More ACT Prep Books

The ACT prep books below are meant to offer additional study resources and supplement the "Must Haves" materials, so please visit the Best ACT Prep Books page, if you have not done so already. The book recommendations below are designed for "fine-tuning" portions of the exam after a student has done a general review.

After a student as completed a general review and maybe taken the first "real" ACT, students need to focus on "weaker" areas for the next sitting of the ACT exam. The book recommendations below are designed to help students "fine-tune" but are NOT a replacement for the "Must-Have" books. Remember that many colleges super score the ACT, so students should always plan to take the ACT at least twice to stay competitive.

More Practice Tests

Even though I am thrilled that we finally have an "official" ACT guide for the revised ACT (released September 2015), I am a little disappointed that it only includes three tests, not really enough for a more intensive preparation. Most students will want more practice tests, so here are my suggestions.

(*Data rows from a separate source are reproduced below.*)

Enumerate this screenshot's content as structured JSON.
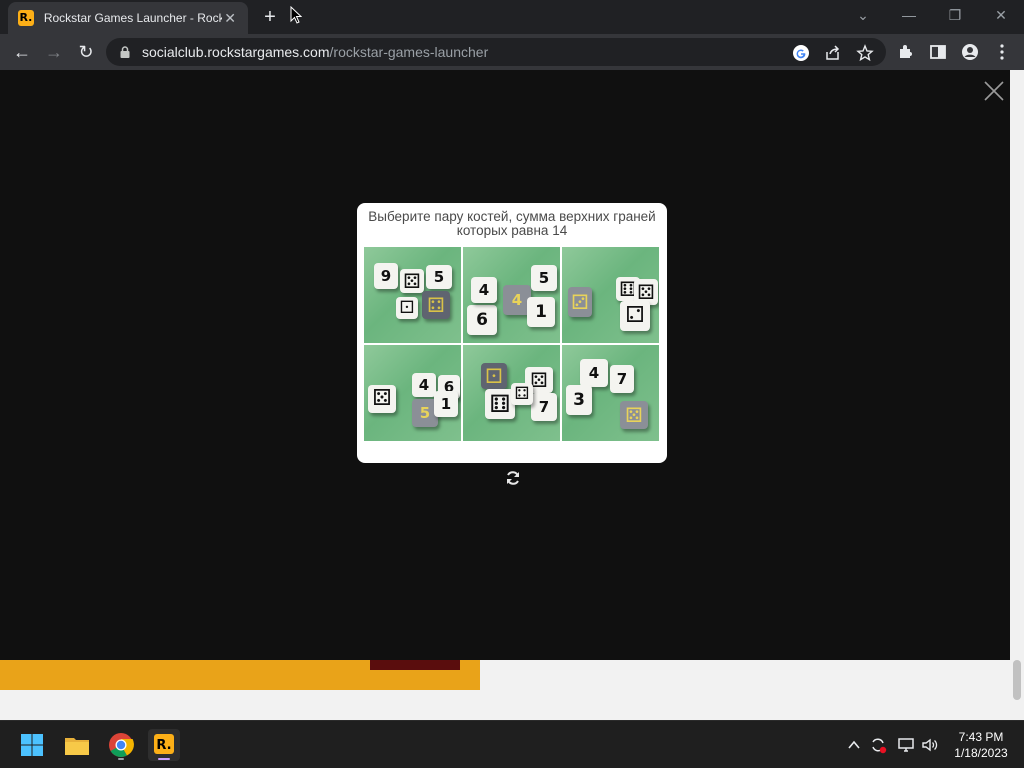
{
  "browser": {
    "tab": {
      "favicon_text": "R.",
      "title": "Rockstar Games Launcher - Rock",
      "close": "✕"
    },
    "new_tab": "+",
    "window_controls": {
      "tabsearch": "⌄",
      "minimize": "—",
      "restore": "❐",
      "close": "✕"
    },
    "nav": {
      "back": "←",
      "forward": "→",
      "reload": "↻"
    },
    "url_domain": "socialclub.rockstargames.com",
    "url_path": "/rockstar-games-launcher",
    "omnibox_icons": [
      "google-icon",
      "share-icon",
      "star-icon"
    ],
    "toolbar_icons": [
      "extensions-icon",
      "sidepanel-icon",
      "profile-icon",
      "menu-icon"
    ]
  },
  "captcha": {
    "prompt": "Выберите пару костей, сумма верхних граней которых равна 14",
    "tiles": [
      {
        "id": 1,
        "dice": [
          "9",
          "⚄",
          "5",
          "⚃",
          "⚀"
        ]
      },
      {
        "id": 2,
        "dice": [
          "6",
          "4",
          "4",
          "1",
          "5"
        ]
      },
      {
        "id": 3,
        "dice": [
          "⚂",
          "⚅",
          "⚄",
          "⚁"
        ]
      },
      {
        "id": 4,
        "dice": [
          "⚄",
          "4",
          "6",
          "5",
          "1"
        ]
      },
      {
        "id": 5,
        "dice": [
          "⚀",
          "⚄",
          "⚅",
          "7",
          "⚃"
        ]
      },
      {
        "id": 6,
        "dice": [
          "4",
          "7",
          "3",
          "⚄"
        ]
      }
    ]
  },
  "taskbar": {
    "apps": [
      "windows-start-icon",
      "file-explorer-icon",
      "chrome-icon",
      "rockstar-launcher-icon"
    ],
    "tray_icons": [
      "chevron-up-icon",
      "sync-icon",
      "network-icon",
      "volume-icon"
    ],
    "time": "7:43 PM",
    "date": "1/18/2023"
  }
}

If you already have taken the three practice tests in the The Official Guide to the ACT  (listed above) and you need more tests, I recommend purchasing the previous "official" study guide The Real Guide to the ACT (if you can find a "Good" or "Very  Good" edition), which offers five more additional practice tests with answer explanations. 

Note: All of these tests are very similar to the current ACT. The one exception: the essay prompt at the end of each test has changed substantially (do not write on the prompts in this edition).

While I prefer to always use "copyrighted" ACT practice tests, the Princeton Review's Cracking the ACT with 6 Practice Tests is also a good option, with the advantage of also including some strategies and concept review.

ACT Books: Math and Science

Some students struggle specifically in the Math and Science sections (the more English and History types). So if a student is strong in the English and Reading sections, Princeton's Review Math and Science Workout can be a great book for targeting those areas.


ACT Books: English and Reading

Erika  Meltzer's Complete Guide to ACT English is very comprehensive, perfect for those wanting to score 30+Her book gives nice summaries, but more importantly, tons of practice questions on specific grammar topics, like semi-colons vs colons, who vs. whom, subject-verb agreement, you get the picture. If you are looking to raise your ACT English section on the ACT, this is a great resource.

Her book gives nice summaries, but more importantly, tons of practice questions on specific grammar topics, like semi-colons vs colons, who vs. whom, subject-verb agreement, you get the picture. If you scored low on the English section of the ACT, this is a great resource.

The ACT Reading can be a very tough section for students, mainly because of the timing issues. What I like about Erica Meltzer's other book The ACT Guide to Reading also very good. 


I like that that she does not propose one "magical" reading solution, but instead provides to students several options. There is no "one size fits all" approach to the ACT Reading section, so I appreciate her offering several approaches and letting the student figure out which one works best.

ACT Prep Book for Writing

The Mighty Oak Guide to Mastering the New ACT Essay is very well done. The book includes 12 essay prompts, sample essays, and tips for scoring well. I always prefer test preparation books by tutors (rather than large companies and publishing houses) because the writers are more in tune with the needs of students. 

Insider Tip

For the April, June and December ACT Tests, students can pay a little extra to request a copy of your test questions and answers. If you order and pay for the Test Information Release (TIR), currently an additional $20, you will receive a copy of test, a list of your answers, and the answer key. If you took the essay portion, you will receive a copy of the writing prompt and the scoring rubric (but unfortunately not a copy of the student's essay). 

If you plan to retake the ACT, I highly recommend paying the extra charge for this service. It can really help a student figure out what types of errors made on the actual exam.

If you need the test dates for 2016, please click here. Test dates typically correspond to the school year, rather than calendar year, but every year, the test are offered six times: February, April, June September, October, and December. Most colleges will take test scores from any test taken before December of the senior year (and some schools may also take the December ACT test too).